"Manifestations of religious, ideological and cultural extremist behavior [in the Arab world] were essentially a reaction to stagnant political climates imposed by despotic regimes, lack of human rights and absence of any hope in a better future," Anas Altikriti, president and founder of London's Cordoba Foundation, writes in an al-Jazeera commentary.
But now that people in Arab countries see that they have hope and can change the political climate, they are putting their energies and abilities toward rejecting fear, ending corruption, demanding decent governance and affirming human and democratic rights, he said. as a major international conference opens in Washington on the Arab turbulence and its implications for Muslims worldwide.
Arabs' new focus explains why there were no mass protests around the world against the Rev. Terry Jones' March 20 burning of the Koran, the sacred text of Islam, in Florida, Altikriti said.
Aside from Afghanistan, where a mob attacked a U.N. compound and killed 12 people, "not one single demonstration was held, no mass protest was called for, no texts or e-mail messages crisscrossed the ether and no Days of Anger were organized," he said.
This contrasts with "hundreds of thousands [of people who] hit the streets of Cairo, Damascus [Syria], Amman [Jordan], Sanaa [Yemen] and many other Arab cities last summer denouncing Jones, burning effigies and flags and calling for a global campaign to 'protect the Koran'" when Jones threatened to observe the ninth anniversary of the Sept. 11, 2001, terrorist attacks by burning more than 200 copies of the Koran at his small church in Gainesville, Fla., Altikriti said.
Why the difference? Altikriti asked.
"Because the 'Arab spring' has elevated minds as well as aspirations, a trend absent still in the contexts of Afghanistan, Pakistan and other countries where corruption is still riding a wave," he said.
The Arab spring refers to the revolutionary wave that started in Tunisia Dec. 18.
"What remains to be seen is whether the West will adapt to the new terrain and change its ways too," Altikriti said.
The U.S.-Islamic World Forum, bringing together U.S. and Arab-world experts, "will focus on the rapid, turbulent change in the Middle East and implications for Muslims around the world," organizers said.

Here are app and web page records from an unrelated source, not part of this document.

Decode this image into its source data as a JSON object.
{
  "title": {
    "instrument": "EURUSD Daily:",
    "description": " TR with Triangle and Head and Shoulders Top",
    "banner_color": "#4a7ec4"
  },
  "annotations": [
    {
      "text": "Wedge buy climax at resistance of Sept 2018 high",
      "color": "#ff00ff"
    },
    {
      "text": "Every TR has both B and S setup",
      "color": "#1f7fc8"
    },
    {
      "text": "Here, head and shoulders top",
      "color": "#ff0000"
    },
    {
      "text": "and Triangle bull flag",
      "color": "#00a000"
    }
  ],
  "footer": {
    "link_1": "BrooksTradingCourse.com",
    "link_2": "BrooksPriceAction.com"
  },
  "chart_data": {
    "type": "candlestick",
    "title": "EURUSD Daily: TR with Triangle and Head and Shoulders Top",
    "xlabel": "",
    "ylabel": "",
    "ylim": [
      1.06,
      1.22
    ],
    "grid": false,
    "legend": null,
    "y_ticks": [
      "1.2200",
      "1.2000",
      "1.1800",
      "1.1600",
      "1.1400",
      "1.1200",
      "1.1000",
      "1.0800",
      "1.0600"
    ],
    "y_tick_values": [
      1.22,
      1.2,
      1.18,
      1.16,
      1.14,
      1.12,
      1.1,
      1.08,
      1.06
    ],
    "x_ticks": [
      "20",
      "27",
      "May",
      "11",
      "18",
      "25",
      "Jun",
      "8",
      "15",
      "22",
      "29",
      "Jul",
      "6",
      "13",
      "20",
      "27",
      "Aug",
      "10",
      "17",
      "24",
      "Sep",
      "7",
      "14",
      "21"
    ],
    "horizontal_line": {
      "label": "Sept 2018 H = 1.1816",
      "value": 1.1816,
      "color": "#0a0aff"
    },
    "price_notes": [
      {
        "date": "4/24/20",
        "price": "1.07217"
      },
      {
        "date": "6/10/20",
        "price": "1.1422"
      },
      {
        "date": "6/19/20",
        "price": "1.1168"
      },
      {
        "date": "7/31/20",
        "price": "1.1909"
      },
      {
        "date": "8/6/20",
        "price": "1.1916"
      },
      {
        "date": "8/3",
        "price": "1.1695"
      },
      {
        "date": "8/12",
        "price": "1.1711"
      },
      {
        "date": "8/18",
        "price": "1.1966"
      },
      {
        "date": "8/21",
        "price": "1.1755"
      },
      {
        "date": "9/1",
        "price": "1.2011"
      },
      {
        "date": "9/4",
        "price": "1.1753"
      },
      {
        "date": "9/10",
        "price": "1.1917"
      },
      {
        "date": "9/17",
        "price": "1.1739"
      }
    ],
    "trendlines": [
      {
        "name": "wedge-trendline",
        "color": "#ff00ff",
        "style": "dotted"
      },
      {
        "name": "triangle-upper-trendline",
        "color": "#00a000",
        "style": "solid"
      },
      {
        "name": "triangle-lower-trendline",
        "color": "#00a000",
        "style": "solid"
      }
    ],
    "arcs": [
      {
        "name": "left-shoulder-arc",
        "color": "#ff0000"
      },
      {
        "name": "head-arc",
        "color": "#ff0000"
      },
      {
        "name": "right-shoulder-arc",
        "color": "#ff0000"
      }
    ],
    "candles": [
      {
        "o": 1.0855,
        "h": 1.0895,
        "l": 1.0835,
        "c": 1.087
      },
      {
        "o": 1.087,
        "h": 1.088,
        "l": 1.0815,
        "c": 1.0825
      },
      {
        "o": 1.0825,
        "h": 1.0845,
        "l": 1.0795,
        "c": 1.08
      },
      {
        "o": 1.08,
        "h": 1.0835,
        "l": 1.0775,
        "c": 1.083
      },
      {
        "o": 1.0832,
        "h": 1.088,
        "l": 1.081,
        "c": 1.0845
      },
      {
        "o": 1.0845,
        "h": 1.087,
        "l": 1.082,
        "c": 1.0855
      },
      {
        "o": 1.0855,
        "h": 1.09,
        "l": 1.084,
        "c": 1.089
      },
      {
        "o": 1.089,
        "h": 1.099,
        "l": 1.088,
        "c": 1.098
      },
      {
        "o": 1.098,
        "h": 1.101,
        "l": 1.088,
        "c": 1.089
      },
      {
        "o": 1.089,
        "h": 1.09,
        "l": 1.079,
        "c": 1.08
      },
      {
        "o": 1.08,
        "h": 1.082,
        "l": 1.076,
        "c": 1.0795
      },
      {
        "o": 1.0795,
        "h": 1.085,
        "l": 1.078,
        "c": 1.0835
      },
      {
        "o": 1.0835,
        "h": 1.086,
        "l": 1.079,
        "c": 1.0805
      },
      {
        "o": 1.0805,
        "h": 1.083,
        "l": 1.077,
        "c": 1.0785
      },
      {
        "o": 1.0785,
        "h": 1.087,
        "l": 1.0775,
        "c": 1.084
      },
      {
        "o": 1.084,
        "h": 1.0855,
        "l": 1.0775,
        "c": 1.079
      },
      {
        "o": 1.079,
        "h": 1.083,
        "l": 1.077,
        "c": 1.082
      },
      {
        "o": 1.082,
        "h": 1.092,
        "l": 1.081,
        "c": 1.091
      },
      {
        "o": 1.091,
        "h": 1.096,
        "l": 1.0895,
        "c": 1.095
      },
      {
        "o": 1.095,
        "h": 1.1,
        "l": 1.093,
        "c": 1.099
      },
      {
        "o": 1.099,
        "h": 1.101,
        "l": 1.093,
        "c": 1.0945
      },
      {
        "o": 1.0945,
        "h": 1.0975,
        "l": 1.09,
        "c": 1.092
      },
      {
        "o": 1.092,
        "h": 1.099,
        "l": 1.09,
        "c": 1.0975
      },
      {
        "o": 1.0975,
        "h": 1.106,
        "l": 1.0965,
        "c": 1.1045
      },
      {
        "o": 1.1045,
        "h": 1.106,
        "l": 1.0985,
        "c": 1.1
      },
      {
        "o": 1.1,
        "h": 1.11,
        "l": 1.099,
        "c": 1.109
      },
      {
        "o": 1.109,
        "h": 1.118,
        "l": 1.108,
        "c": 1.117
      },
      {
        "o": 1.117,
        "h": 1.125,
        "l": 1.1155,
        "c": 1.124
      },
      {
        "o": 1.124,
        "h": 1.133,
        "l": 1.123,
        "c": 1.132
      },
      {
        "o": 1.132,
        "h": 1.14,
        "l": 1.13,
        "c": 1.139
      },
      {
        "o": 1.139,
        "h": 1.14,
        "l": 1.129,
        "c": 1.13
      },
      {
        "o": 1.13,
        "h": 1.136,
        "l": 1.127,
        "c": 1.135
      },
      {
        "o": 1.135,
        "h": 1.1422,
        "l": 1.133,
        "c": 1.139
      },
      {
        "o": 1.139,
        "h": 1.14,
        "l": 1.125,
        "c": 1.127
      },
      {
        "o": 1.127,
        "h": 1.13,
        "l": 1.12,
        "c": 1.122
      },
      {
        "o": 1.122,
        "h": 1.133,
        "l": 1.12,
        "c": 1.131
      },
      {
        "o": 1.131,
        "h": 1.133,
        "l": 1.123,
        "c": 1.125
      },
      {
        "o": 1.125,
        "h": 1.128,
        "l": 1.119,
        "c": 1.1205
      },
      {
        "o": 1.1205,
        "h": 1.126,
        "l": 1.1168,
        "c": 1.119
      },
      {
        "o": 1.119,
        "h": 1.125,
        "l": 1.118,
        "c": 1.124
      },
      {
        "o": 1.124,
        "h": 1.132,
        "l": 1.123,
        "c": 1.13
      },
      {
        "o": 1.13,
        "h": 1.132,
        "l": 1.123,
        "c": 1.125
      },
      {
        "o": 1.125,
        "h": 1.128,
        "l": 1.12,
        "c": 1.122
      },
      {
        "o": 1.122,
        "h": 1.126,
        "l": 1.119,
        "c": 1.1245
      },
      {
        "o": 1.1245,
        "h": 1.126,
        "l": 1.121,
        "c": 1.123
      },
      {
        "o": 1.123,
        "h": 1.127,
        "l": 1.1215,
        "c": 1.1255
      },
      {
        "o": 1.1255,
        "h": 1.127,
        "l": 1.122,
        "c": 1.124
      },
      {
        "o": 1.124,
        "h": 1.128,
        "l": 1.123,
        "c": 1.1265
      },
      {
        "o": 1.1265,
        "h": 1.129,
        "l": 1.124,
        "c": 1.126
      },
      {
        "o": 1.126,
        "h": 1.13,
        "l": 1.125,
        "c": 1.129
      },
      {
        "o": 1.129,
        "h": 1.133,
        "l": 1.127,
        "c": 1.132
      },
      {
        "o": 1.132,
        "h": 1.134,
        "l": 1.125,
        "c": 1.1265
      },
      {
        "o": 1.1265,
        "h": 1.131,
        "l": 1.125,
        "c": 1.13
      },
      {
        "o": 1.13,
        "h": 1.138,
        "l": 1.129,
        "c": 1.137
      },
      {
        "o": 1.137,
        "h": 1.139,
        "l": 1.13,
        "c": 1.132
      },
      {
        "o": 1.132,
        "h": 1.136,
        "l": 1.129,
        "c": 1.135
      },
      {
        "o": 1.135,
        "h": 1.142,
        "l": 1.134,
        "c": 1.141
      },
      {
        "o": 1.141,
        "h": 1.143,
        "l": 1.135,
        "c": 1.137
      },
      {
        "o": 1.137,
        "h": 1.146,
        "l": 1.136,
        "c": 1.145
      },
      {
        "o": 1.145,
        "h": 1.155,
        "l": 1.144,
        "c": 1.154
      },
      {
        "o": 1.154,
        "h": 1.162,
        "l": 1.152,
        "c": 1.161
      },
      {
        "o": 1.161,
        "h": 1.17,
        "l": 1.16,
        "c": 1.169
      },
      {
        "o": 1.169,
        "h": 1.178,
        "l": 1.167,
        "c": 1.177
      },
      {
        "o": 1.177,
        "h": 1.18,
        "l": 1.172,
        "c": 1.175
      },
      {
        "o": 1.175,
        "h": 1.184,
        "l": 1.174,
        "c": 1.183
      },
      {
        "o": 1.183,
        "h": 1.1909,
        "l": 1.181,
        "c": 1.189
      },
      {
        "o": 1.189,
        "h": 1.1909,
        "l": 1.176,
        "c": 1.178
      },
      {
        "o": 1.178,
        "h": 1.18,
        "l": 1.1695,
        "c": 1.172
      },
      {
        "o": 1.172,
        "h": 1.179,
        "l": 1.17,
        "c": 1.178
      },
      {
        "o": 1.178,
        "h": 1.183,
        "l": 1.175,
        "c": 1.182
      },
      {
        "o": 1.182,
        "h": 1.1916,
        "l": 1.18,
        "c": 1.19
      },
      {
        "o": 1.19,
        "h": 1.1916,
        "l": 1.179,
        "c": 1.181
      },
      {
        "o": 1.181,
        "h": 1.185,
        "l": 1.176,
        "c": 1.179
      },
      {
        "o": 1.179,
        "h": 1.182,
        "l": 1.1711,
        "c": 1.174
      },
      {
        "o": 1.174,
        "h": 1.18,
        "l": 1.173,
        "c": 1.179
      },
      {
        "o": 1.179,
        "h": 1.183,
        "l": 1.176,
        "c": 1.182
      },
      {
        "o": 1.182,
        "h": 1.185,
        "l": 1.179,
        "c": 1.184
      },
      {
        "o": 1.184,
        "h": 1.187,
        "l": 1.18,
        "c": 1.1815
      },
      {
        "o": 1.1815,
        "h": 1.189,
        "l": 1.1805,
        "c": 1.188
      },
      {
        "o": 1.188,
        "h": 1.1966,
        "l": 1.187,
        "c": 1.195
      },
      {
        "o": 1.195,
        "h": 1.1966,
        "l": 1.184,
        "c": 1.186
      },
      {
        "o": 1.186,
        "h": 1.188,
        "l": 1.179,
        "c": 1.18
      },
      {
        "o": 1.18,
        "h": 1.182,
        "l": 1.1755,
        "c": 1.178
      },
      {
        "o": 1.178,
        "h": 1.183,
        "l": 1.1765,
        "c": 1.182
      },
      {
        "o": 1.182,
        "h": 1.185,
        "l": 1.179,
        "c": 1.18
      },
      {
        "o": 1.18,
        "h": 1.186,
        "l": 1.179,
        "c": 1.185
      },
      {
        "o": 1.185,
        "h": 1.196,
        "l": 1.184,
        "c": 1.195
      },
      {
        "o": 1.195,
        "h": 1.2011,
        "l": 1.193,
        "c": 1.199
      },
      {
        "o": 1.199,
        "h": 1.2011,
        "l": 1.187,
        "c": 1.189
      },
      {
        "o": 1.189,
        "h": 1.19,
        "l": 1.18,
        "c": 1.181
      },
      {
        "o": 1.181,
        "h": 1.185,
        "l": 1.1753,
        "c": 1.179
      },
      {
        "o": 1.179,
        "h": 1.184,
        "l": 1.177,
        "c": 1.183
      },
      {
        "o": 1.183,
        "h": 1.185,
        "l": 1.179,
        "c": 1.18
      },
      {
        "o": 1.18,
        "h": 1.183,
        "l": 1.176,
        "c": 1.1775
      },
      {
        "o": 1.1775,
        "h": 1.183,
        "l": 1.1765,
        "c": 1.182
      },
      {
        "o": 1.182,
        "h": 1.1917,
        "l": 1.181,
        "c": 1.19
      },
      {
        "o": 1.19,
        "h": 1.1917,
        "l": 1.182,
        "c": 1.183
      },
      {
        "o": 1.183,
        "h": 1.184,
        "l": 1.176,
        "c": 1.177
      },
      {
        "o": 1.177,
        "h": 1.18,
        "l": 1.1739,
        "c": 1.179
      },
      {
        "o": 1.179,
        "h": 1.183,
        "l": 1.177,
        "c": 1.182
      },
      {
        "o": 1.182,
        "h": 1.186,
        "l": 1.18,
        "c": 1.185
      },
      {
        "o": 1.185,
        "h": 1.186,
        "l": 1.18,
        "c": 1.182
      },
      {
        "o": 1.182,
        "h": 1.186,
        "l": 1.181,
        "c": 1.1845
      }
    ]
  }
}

U.S. Secretary of State Hillary Clinton will be a keynote speaker at Tuesday night's opening dinner, to be attended by high-level representatives of 30 Muslim-majority countries, including Tunisia, Egypt, Jordan, Lebanon, Saudi Arabia, Afghanistan, Pakistan, Indonesia, Nigeria and Sudan.
Other speakers at the three-day event include former U.S. Secretary of State Madeleine Albright, former U.S. National Security Adviser Zbigniew Brzezinski, U.S. Senate Foreign Relations Committee Chairman John Kerry, D-Mass., Qatari Foreign Minister Ahmad Bin Abdullah al-Mahmoud and Jordanian Foreign Minister Nasser Judeh.